Computer Security and Privacy

Private information should be shared only with individuals who are required to have the information in order to fulfill their job responsibilities, i.e., on a need-to-know basis. Beyond that, you also have an obligation to protect the data.

General tips for protecting data:

  • Always be aware of your surroundings, i.e., don’t discuss protected information in the cafeteria, hallway, open offices, on speakerphone, etc.
  • Use e-mail wisely. Be aware that e-mail, by nature, is not secure and always think before you hit send (i.e., is this going to the correct person? Should this information be password protected? Does the person need to know this information in order to fulfill his or her job responsibilities? etc.)
  • Private information is not just what is on your computer. Printouts, reports, any piece of paper with private student or employee information must be carefully stored and disposed of (shredded). Protect the data by properly securing file cabinets and drawers, not leaving documents out on your desk while you are away and securing your office when it is not staffed.
  • Refer calls or other requests for any private information to designated individuals who have had safeguards training. Recognize any fraudulent attempt to obtain customer information and report it to your department head or the appropriate college contact. A list of contacts for each of the Acts is included at the end of this brochure.

If you suspect private information is compromised, immediately contact your supervisor to determine the appropriate parties to notify. The following contacts may be helpful:

  • Security Concerns: Public Safety, ext. 4112
  • Campus Emergencies: ext. 4111
  • Janelle Vogler, internal auditor, 913-469-8500, ext. 4574

Today’s desktop workstations must be configured and used in a secure manner for two reasons. First, it is likely that some information housed on that computer is of a sensitive, confidential or proprietary nature. Therefore, only authorized individuals should have access to it. Liability may be incurred if information is not protected using generally accepted protection methods (“due diligence”) and that information is improperly disclosed. Second, the integrity of the system (operating system, application programs and data files) is critical. Applications must operate as expected, when expected, and the data they use must be complete and correct. The following guidelines will maximize the security of your workstation:

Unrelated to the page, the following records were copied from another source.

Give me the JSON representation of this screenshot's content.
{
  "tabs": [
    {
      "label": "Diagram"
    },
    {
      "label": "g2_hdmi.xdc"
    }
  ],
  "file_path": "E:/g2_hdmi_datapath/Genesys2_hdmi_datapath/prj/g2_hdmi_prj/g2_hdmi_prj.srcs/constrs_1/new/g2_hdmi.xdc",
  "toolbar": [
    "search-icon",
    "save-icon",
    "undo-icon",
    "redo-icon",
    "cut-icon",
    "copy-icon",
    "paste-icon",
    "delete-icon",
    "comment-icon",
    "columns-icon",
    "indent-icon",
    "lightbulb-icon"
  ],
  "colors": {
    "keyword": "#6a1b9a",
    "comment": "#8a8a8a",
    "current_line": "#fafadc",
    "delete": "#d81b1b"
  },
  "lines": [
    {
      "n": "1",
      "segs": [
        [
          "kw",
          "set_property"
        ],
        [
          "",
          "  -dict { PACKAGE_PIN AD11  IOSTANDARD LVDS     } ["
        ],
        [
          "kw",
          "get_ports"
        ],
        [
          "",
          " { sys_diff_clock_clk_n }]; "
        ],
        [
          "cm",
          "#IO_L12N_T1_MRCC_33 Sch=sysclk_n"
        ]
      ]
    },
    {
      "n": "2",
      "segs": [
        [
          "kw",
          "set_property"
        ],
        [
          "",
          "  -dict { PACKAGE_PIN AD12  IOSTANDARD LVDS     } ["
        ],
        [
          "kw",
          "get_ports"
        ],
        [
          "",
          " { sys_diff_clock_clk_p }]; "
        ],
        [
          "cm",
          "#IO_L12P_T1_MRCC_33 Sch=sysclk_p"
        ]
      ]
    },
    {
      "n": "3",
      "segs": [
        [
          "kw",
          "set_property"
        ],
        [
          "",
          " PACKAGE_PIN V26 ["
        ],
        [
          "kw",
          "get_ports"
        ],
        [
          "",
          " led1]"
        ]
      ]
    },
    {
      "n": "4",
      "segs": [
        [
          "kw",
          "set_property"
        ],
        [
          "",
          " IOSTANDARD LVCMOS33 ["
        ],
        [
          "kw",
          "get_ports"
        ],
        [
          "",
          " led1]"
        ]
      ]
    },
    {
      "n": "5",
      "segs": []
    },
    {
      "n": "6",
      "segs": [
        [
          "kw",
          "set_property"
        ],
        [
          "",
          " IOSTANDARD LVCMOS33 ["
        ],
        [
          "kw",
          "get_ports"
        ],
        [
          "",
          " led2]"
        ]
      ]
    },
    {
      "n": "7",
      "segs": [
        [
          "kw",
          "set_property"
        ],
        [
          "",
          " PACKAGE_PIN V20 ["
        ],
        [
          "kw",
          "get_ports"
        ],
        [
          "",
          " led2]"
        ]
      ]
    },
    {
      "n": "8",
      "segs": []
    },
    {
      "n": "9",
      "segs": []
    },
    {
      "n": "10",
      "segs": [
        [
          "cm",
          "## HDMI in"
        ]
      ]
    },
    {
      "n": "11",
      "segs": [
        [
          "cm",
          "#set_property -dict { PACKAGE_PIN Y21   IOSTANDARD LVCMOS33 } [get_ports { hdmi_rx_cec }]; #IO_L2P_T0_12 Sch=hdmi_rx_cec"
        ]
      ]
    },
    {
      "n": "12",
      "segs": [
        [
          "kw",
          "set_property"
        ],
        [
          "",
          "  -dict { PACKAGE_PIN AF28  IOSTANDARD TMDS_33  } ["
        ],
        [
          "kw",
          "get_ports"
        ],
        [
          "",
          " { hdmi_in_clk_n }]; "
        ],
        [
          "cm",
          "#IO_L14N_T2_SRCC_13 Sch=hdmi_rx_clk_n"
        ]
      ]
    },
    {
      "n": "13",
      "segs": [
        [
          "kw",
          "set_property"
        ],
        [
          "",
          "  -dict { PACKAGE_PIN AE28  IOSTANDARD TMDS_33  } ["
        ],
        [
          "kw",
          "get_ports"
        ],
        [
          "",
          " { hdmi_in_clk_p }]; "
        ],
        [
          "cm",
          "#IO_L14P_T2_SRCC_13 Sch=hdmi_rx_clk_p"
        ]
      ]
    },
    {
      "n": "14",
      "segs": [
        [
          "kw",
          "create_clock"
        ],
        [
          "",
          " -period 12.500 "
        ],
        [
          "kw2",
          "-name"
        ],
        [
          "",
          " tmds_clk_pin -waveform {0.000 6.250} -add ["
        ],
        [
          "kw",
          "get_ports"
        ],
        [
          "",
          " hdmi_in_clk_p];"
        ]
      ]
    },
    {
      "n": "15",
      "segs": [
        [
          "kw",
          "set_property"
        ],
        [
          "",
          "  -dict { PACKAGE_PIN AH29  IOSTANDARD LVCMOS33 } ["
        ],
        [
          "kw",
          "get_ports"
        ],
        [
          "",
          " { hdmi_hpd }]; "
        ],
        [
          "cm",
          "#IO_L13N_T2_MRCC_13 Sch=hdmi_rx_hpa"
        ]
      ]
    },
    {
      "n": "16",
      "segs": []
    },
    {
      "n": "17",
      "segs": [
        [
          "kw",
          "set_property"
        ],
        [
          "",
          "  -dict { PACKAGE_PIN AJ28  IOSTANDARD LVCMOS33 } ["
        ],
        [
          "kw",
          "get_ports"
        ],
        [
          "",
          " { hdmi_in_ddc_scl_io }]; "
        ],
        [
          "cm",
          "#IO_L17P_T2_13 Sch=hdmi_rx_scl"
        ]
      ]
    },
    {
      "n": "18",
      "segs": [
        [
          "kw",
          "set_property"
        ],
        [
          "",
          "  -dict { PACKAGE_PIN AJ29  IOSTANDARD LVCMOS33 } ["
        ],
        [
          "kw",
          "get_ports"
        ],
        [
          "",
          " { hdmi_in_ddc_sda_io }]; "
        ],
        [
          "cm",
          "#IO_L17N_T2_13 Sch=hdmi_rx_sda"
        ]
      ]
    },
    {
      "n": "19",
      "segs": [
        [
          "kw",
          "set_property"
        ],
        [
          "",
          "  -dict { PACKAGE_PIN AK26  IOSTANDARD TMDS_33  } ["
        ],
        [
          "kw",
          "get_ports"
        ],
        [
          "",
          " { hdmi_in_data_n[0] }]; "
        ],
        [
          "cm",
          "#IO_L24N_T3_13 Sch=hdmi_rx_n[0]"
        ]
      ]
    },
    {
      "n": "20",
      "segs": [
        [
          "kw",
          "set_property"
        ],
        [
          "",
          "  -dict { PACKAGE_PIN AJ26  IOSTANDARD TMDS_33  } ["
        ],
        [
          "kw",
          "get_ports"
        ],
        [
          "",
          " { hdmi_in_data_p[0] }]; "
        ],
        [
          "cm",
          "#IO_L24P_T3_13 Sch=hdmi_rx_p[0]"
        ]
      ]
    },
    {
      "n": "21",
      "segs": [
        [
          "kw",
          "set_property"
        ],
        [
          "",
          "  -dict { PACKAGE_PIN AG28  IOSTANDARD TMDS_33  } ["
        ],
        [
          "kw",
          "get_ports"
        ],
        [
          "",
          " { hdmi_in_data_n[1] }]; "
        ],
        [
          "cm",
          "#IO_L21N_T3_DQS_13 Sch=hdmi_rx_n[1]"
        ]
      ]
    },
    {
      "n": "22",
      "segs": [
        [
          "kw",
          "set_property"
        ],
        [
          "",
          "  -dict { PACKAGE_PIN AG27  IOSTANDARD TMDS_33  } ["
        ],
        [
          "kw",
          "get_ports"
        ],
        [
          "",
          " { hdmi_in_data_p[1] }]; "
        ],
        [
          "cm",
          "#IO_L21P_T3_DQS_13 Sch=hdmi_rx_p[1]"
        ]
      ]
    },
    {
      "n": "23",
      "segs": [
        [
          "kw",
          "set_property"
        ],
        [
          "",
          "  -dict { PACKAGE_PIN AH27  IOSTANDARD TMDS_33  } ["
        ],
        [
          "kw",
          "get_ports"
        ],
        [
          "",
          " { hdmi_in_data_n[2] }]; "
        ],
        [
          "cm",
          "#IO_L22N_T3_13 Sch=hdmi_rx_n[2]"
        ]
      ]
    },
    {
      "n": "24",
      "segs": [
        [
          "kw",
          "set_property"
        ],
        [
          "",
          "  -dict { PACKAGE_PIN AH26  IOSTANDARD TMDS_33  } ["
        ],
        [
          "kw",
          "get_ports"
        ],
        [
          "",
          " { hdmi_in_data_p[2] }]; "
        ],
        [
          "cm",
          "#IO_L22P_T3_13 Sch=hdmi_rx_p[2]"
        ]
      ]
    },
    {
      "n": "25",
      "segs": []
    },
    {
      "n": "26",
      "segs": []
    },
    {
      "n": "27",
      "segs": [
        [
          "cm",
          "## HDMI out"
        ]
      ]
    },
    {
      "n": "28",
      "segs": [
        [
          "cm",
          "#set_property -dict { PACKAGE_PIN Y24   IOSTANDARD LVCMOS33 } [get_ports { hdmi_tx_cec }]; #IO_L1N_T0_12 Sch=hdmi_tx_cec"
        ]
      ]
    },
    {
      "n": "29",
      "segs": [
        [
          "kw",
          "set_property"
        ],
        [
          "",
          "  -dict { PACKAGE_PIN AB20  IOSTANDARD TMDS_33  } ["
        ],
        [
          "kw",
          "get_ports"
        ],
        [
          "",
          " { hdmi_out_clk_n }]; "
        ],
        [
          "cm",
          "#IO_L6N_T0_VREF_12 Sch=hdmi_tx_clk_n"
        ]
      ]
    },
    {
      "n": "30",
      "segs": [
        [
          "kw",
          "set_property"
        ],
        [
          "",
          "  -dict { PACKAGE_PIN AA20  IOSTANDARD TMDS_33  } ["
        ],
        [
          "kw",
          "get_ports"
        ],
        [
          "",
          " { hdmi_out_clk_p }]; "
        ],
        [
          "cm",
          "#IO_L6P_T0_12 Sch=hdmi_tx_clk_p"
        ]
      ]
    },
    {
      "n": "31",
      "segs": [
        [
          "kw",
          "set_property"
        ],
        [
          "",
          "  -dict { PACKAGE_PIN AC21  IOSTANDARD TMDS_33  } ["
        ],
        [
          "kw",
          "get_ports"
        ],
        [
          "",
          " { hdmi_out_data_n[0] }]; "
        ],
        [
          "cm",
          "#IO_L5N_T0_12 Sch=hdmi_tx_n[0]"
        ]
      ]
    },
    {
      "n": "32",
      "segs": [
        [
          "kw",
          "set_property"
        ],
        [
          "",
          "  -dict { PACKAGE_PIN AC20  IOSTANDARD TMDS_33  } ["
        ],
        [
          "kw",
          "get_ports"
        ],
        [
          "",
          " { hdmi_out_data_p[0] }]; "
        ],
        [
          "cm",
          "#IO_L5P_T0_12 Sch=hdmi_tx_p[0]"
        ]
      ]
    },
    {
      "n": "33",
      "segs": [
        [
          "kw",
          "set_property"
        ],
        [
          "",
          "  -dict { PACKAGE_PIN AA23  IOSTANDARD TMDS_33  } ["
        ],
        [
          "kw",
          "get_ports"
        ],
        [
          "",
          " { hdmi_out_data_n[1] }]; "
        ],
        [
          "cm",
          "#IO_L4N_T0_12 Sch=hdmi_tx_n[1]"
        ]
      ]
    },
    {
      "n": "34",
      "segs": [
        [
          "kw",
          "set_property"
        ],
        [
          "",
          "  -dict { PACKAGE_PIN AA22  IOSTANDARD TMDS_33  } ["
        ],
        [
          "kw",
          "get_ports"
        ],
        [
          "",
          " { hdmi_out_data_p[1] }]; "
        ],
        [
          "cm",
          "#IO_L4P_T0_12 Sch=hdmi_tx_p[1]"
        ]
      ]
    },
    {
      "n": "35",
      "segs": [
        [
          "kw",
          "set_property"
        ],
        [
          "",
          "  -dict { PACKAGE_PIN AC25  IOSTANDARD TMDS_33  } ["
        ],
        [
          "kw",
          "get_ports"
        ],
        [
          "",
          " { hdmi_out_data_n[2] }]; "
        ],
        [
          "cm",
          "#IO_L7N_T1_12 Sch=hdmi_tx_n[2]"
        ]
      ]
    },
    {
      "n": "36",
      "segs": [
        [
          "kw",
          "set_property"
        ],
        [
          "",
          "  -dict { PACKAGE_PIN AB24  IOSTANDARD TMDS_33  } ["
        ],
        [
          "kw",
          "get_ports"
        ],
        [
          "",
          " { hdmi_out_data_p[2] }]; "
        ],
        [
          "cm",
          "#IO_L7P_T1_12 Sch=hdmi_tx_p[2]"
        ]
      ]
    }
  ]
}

  • Your workstation should have a screensaver activated that is password-protected. The interval for activation should be between 3 and 5 minutes. This will provide adequate insurance against the walk-by use of workstations that are “up” (operating). Anyone with system administrator authority (i.e., a high security clearance) is strongly urged to comply with the lower end of this interval range. Most general users are comfortable with a 5-minute screensaver interval.
  • Do not allow file sharing (“shares”) on machines without securing them to authorized users only. Make certain object, device and file access controls are appropriate.
  • Ensure virus protection software is installed on your workstation and install updates on a regular basis. Updates for new viruses are generally made available every week. (Your software can be configured to be automatically updated.) Configure your virus software properly so that it actively scans all incoming objects for virus infections.
  • Do not allow anonymous access of any kind (e.g., FTP, dial-up) to your workstation. Public read-only data should be shared from a server location. FTP and dial-up access to a workstation should be protected with user authentication.
  • Ensure that you have adequate backups of files. Copy them to a secure server location or make floppy disk or zip drive backups and store them in a secure location.
  • Keep your operating system and application software up-to-date. Updates are available from vendors on a regular basis.
  • Always turn off workstations when not in use (e.g., overnight).
  • Routinely change your application passwords. The recommended interval for password changes is 60-90 days. Depending on your environment and the sensitivity of the data to which you have access, more frequent changes, such as every 30 days, may be warranted.
  • If you believe office keys have been lost, misplaced or stolen, recommend to your supervisor, department head or adviser that doors be re-keyed by Campus Services.
  • Never execute a program (“.exe” file) if you do not know what it is/does or if you do not trust the source. This is particularly the case for files that are sent to you via e-mail or are downloaded from a Web site you do not trust.
  • Investigate your workstation/drives on a regular basis to look for suspicious files. Use a naming convention for your files and a directory structure naming convention. Be sure to look for hidden files and directories.

For more information on protecting against SPAM, pop-up ads, viruses, worms, browser highjacking, adware, spyware and phishing, please click on the link below. You will need Adobe Reader to open the file.

Protecting Yourself and Your Computer

Technical Problems?

If you're experiencing technical problems with hardware, software or the network, contact the Help Desk.